= ACTIVITY =
Examine each line of the data. Copy the line if it includes the word "SAREE".

____

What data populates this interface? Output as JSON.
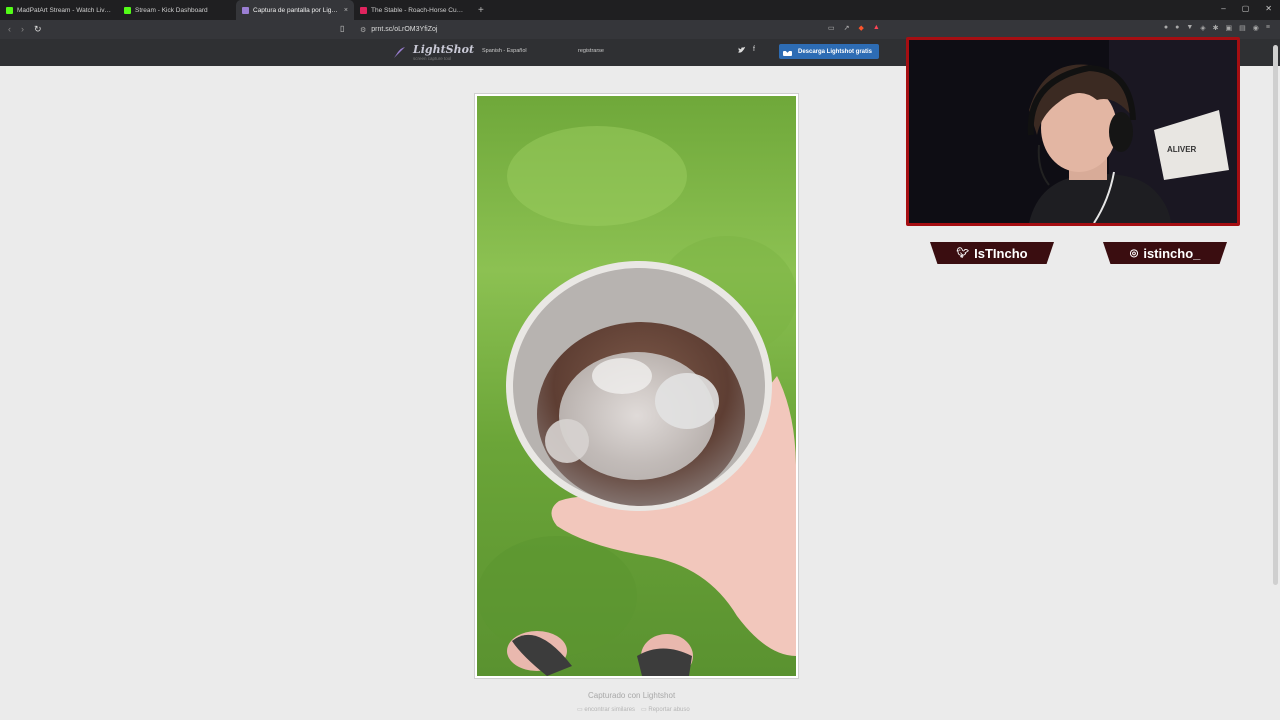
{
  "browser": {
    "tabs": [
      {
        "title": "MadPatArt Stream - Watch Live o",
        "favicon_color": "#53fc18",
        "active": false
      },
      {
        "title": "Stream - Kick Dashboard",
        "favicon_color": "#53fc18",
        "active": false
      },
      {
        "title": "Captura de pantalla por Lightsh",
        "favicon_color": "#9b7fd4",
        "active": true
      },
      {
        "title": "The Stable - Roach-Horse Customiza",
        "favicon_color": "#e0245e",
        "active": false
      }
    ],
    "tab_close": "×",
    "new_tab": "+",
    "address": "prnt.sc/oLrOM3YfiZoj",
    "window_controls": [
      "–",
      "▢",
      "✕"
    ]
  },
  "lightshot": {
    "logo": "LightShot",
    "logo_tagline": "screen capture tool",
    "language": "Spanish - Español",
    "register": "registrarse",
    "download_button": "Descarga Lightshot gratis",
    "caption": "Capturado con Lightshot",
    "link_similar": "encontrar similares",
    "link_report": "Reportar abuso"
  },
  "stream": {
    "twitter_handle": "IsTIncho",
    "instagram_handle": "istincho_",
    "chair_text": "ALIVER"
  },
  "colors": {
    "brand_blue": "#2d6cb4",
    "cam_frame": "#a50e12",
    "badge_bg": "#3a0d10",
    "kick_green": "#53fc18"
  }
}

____

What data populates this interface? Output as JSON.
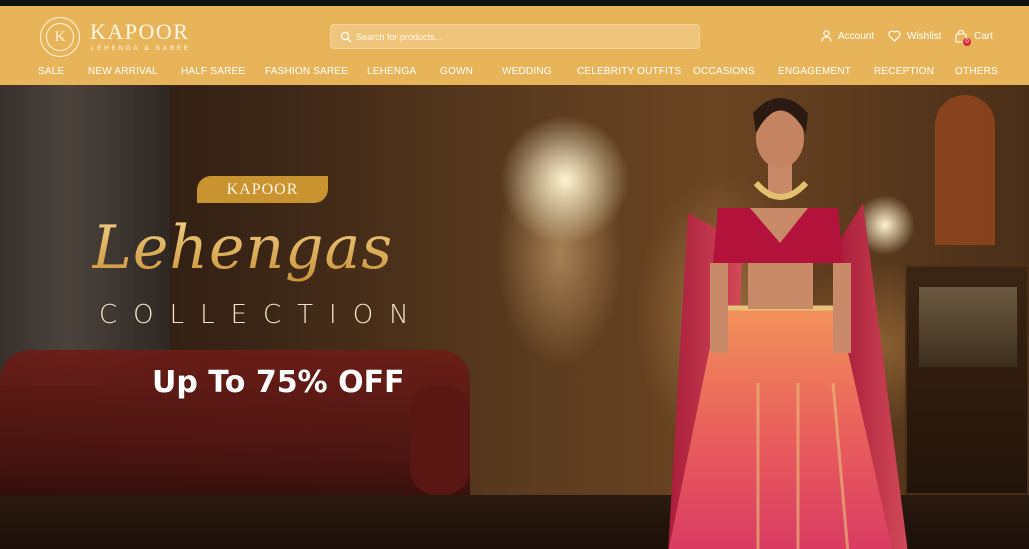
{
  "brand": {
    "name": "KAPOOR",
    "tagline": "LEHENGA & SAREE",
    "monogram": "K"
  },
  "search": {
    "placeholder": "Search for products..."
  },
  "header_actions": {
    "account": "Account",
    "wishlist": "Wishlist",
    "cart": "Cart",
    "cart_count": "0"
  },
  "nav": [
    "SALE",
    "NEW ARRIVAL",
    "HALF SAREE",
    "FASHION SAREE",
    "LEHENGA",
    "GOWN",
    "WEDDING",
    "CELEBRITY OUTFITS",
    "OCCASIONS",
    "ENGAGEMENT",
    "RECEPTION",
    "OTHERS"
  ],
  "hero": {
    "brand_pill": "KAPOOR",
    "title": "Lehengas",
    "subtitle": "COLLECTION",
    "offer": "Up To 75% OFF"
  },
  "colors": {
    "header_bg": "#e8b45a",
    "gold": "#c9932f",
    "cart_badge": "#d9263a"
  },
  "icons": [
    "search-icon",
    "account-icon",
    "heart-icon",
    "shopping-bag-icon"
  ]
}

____

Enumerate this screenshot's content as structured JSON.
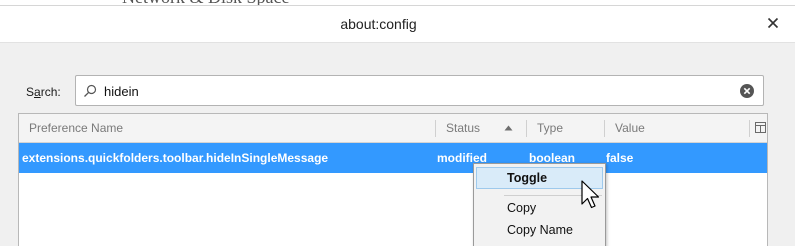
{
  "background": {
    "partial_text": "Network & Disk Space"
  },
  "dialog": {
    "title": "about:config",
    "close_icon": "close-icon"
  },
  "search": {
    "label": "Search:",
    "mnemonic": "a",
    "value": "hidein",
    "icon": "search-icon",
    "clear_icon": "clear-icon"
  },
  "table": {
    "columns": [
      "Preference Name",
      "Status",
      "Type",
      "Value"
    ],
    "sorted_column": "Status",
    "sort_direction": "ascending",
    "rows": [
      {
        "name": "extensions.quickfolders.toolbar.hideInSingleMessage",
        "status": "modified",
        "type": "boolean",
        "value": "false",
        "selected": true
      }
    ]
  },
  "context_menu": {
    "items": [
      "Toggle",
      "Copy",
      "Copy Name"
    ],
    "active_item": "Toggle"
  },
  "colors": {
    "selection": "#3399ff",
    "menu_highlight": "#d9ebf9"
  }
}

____

= FINISHED EXERCISE =
    "tagline": "LEHENGA & SAREE",
    "HALF SAREE",
    "FASHION SAREE",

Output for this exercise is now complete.